[Timothy Newbery with Cynthia Moyer 2016; further information on this frame can be found in the Department of European Paintings files]
In 1973–74 a replica of this portrait was in the collection of Captain F. N. H Widdrington, Newton Hall, Newton-on-the-Moor, Morpeth, Northumberland (see photographs and correspondence, 1973–74, in archive file). It measured 83 x 44 1/2 in., and, according to a label on the back, was bought by Sir Arthur Aston when he was ambassador at Madrid, and was sold with the dispersal of the Aston Hall collection. This may very well be the same repetition cited by Refs. Stirling-Maxwell, Curtis and Calvert as measuring 82 x 44 in. and sold at the Aston sale, Aug. 6, 1862. It appeared again in the J. Philip R.A. sale, May 31, 1867, attributed to Velázquez, and in 1875 it was bought from Messrs. Graves by F.W. Cosens of Lewes, Sussex, in whose sale, May 19, 1890, it appeared as no. 261, attributed to Juan Valdés Leal. A copy of the MMA portrait by Juan Simon Gutiérrez is in the Academia de San Fernando in Madrid.

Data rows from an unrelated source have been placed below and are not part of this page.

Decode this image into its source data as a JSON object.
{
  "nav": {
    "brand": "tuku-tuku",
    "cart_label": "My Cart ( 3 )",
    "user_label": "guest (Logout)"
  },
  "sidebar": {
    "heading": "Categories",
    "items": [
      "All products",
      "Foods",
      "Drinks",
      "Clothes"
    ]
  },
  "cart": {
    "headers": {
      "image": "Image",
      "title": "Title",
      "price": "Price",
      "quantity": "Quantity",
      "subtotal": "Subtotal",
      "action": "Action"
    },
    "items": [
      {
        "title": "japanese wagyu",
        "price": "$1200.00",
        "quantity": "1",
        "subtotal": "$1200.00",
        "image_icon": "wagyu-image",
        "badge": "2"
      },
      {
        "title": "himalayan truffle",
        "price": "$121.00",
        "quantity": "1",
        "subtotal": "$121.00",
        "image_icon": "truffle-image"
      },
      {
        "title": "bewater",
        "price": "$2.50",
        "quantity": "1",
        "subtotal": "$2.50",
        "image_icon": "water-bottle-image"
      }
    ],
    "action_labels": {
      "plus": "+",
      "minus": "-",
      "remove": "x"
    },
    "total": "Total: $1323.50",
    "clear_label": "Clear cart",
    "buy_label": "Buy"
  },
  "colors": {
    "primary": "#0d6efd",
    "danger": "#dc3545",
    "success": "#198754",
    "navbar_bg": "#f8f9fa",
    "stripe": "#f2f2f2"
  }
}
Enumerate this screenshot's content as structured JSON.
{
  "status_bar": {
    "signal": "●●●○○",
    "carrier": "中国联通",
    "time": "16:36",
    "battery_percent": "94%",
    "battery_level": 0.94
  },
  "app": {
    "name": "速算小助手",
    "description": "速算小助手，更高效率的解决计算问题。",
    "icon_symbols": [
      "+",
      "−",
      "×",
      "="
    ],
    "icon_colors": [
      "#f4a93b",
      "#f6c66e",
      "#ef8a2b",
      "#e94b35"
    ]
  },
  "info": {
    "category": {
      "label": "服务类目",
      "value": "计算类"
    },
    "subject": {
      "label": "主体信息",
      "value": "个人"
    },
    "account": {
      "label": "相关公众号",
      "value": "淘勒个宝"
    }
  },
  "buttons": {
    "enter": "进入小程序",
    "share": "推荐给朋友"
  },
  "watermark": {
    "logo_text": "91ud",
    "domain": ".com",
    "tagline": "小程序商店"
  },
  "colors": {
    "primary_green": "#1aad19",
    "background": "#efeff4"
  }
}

Artist: Bartolomé Estebán Murillo (Spanish, Seville 1617–1682 Seville)Date: 1670–80Medium: Black chalk (verso); pen and brown ink over traces of black chalk underdrawing (recto) on off-white paperAccession: 65.66.12On view in:Not on view
Artist: Bartolomé Estebán Murillo (Spanish, Seville 1617–1682 Seville)Date: 1665–70Medium: Pen and brown ink, brush and brown wash, over traces of leadpoint or soft black chalkAccession: 1995.375On view in:Not on view
Artist: Bartolomé Estebán Murillo (Spanish, Seville 1617–1682 Seville)Date: 1618–82Medium: Pen and brown ink with brush and gray wash over black chalk underdrawing. Composition outlined with black chalk inner line and brush and gray wash outer line. Framing lines ruled in, in pen and gray-brown ink, possibly by the artist himselfAccession: 63.5On view in:Not on view